- Katyn: Stalin's Massacre and the Triumph of Truth – Allen Paul (2010). Richly updated account covers Russian attempts to recant their admission of guilt for the murders in Katyn Forest.
- Gulag - Anne Applebaum, (2003). Intimate recreation of what life was like in the camps and links them to the larger history of the Soviet Union.
- Kolyma: The Arctic Death camps - Robert Conquest (1978). History of the worst of the Soviet concentration camps.
- Mao's Great Famine: The History of China's Most Devastating Catastrophe, 1958-1962 - Frank Dikötter, (2011). This important work illustrates the dangers of one individual holding power to force millions to fulfill his personal fantasies.
- Pol Pot: Anatomy of a Nightmare – Philip Short (2005). A copiously well-researched and surprisingly accessible portrait of Pol that will prove indispensable to anyone interested in the subject.

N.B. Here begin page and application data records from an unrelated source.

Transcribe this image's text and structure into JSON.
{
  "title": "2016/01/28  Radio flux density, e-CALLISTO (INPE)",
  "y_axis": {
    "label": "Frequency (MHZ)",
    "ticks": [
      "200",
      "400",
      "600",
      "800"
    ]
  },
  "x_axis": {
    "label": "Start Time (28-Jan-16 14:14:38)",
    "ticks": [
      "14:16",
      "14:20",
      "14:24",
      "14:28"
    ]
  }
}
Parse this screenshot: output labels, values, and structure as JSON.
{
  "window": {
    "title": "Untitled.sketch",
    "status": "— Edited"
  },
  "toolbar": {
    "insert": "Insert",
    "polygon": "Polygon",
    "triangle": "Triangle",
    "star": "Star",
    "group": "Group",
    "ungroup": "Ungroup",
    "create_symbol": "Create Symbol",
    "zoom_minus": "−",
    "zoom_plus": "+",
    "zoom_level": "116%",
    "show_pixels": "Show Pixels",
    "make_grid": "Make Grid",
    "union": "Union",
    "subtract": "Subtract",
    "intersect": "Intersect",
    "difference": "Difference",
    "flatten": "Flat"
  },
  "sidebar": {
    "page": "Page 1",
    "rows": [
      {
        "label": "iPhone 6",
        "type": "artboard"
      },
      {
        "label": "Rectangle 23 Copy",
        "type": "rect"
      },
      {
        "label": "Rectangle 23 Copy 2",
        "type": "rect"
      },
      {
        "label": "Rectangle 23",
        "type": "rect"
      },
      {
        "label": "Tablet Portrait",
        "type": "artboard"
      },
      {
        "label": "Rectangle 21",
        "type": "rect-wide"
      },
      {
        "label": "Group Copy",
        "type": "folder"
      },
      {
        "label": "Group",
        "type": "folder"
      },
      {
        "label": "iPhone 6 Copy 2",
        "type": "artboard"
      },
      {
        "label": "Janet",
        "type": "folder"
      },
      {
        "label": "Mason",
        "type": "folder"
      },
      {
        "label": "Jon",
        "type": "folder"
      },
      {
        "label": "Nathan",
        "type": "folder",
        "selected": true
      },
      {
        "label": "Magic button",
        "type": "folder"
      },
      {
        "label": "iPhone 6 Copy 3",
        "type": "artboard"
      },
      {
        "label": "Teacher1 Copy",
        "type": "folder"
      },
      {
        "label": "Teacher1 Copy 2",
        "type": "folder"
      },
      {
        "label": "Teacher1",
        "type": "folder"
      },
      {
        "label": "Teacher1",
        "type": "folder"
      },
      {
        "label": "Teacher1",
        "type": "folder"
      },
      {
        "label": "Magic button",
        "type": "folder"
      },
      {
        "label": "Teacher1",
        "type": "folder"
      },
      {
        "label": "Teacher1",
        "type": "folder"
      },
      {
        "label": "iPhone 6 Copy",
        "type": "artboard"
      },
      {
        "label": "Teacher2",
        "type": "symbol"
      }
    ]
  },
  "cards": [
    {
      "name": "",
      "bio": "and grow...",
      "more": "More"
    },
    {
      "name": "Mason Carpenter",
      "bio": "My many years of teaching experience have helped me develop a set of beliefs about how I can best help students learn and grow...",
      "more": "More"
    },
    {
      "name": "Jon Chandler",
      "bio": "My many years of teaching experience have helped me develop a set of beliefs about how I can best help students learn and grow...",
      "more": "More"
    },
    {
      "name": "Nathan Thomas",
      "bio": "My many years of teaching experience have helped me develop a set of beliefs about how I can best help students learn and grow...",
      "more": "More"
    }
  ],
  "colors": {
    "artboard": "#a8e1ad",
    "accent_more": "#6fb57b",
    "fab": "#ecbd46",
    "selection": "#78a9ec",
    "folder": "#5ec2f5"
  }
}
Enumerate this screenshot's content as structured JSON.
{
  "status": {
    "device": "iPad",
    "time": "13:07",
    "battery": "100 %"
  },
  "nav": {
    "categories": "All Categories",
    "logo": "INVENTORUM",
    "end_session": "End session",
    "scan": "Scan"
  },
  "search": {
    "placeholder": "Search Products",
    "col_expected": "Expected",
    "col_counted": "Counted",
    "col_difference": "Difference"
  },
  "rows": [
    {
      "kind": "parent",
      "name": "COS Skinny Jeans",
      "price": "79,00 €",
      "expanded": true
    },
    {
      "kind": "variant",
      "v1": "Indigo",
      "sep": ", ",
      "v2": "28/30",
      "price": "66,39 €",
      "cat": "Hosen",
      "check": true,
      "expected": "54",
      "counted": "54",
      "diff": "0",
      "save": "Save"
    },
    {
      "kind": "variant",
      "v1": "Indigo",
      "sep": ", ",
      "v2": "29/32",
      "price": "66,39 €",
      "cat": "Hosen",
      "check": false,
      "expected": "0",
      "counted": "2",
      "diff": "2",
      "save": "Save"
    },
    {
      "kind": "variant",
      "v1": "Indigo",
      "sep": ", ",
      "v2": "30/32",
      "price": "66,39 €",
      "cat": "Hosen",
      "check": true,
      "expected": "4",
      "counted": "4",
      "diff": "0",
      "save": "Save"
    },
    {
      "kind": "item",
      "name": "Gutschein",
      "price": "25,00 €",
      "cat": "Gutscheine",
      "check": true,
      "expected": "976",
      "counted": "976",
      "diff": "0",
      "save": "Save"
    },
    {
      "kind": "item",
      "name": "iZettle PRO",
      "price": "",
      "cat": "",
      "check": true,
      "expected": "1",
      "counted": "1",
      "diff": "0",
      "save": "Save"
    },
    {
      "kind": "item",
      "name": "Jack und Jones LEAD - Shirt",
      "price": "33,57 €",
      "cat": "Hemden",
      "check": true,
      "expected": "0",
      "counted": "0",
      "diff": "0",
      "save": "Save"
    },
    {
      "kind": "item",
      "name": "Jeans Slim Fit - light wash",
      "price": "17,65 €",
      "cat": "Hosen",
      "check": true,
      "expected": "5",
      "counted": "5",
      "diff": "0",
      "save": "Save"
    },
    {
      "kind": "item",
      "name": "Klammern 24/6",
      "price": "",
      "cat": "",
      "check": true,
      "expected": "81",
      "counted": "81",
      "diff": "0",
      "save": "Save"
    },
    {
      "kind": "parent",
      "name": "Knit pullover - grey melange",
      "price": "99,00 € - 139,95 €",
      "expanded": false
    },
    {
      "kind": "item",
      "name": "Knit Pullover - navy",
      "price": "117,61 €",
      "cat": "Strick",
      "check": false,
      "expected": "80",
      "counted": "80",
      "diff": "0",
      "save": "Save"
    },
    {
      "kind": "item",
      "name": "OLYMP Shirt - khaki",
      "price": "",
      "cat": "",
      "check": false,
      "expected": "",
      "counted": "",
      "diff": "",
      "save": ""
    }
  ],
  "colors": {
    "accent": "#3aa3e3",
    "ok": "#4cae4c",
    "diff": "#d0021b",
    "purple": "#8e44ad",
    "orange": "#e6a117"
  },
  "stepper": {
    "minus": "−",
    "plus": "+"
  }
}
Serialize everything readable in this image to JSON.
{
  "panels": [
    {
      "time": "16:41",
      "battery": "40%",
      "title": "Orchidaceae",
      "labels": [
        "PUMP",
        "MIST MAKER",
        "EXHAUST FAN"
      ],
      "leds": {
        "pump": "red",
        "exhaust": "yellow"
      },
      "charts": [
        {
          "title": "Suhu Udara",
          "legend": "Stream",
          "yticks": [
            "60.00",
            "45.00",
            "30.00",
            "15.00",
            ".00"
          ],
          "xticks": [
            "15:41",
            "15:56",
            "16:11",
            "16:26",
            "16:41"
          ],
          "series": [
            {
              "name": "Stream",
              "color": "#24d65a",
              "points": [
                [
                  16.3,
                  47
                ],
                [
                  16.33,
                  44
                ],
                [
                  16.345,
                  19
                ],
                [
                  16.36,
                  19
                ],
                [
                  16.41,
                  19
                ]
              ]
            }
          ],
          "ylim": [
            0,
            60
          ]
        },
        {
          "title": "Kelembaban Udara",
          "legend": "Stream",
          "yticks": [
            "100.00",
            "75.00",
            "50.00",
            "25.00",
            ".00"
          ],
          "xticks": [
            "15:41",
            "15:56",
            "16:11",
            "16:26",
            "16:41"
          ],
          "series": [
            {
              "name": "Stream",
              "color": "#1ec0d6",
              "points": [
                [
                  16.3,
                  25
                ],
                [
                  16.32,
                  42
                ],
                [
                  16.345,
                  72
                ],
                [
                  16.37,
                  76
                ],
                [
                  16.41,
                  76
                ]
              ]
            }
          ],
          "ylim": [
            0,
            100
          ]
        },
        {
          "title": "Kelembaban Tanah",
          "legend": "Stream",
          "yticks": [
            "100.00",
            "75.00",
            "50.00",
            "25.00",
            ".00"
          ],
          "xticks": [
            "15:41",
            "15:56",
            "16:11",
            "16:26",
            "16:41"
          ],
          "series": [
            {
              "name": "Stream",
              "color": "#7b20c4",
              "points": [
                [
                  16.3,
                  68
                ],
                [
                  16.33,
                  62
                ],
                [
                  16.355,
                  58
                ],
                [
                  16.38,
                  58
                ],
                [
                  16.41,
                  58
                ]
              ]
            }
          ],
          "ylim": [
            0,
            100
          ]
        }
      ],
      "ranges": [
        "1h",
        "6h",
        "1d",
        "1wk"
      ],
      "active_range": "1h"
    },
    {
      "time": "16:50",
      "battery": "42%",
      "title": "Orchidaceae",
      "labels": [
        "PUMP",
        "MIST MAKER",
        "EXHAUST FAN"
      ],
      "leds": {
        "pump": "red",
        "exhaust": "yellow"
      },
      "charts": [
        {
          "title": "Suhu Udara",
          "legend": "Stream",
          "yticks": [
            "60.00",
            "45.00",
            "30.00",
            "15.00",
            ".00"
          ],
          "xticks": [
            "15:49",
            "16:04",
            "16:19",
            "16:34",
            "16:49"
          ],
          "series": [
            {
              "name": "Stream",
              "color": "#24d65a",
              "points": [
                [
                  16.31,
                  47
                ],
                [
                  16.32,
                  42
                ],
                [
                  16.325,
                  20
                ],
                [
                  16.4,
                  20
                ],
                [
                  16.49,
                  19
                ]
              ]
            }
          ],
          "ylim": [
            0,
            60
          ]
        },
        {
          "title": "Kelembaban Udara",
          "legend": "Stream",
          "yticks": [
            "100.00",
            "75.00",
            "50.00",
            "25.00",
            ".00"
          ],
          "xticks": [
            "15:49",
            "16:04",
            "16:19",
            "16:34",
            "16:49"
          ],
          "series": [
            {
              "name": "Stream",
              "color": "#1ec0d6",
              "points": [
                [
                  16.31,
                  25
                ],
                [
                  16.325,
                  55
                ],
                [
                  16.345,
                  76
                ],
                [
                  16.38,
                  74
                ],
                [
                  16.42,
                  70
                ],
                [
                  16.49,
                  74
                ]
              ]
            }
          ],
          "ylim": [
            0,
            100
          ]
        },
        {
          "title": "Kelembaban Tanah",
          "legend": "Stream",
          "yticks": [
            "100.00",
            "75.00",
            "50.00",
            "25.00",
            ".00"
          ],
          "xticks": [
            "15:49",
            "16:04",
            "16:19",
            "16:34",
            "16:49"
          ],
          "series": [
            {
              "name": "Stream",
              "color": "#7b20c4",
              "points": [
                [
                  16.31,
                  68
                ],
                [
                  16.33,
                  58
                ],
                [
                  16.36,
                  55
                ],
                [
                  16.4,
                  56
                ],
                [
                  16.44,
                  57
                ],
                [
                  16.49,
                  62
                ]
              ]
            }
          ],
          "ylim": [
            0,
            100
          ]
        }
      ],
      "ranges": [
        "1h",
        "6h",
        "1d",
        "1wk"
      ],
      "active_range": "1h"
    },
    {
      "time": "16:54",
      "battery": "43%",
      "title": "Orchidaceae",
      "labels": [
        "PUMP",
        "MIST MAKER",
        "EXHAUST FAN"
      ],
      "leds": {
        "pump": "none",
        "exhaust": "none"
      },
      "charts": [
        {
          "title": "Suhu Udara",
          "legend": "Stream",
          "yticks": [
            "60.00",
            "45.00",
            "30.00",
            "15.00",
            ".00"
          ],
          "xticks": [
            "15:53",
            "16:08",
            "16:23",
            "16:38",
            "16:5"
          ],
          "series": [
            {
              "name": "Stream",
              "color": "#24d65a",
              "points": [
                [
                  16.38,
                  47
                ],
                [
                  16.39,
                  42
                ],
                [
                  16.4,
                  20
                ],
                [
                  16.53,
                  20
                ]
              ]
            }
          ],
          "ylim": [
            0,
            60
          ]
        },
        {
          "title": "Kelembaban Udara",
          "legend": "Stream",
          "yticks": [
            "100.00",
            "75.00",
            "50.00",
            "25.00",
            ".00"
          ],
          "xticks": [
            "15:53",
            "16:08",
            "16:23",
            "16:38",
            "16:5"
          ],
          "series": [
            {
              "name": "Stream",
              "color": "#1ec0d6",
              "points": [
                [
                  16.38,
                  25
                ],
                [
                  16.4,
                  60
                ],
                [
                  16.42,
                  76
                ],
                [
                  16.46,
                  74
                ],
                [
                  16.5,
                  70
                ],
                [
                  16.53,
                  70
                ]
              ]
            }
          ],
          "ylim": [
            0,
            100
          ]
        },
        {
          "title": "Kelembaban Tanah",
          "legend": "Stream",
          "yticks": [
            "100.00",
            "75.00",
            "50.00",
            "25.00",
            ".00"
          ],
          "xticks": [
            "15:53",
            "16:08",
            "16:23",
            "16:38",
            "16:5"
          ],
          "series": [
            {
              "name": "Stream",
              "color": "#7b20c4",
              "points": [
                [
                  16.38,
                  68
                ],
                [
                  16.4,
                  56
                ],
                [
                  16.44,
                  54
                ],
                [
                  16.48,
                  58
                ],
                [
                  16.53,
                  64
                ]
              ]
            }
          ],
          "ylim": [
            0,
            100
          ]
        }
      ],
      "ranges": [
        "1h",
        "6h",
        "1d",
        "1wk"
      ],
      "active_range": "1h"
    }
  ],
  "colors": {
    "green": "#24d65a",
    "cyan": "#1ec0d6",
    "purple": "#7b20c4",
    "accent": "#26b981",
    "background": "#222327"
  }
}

- Exposing the Real Che Guevara: And the Useful Idiots Who Idolize Him - Humberto Fontova, (2008). Debunking familiar notions of Argentinian revolutionary Ernesto "Che" Guevara.
- Bitter Winds: A Memoir of My Years in China's Gulag - Harry Wu (1993). An inspiring first-hand account of enduring 19 years in captivity in Red China’s forced labor camps, hiding his books and surviving on bugs.
- Darkness at Noon - Arthur Koestler (1941). A former leader of the communist revolution finds himself on trial when the new regime moves to consolidate its power.
- We - Yevgeny Zamyatin (1924). Dystopian novel set in the future totalitarian OneState led by the all-powerful Benefactor where people lead lives of soul-crushing conformity.
- We the Living – Ayn Rand (1936). Autobiographical novel of life in Leninist Russia. The shattering climax drives home the point about individualism versus collectivism like nothing else you’ve ever seen.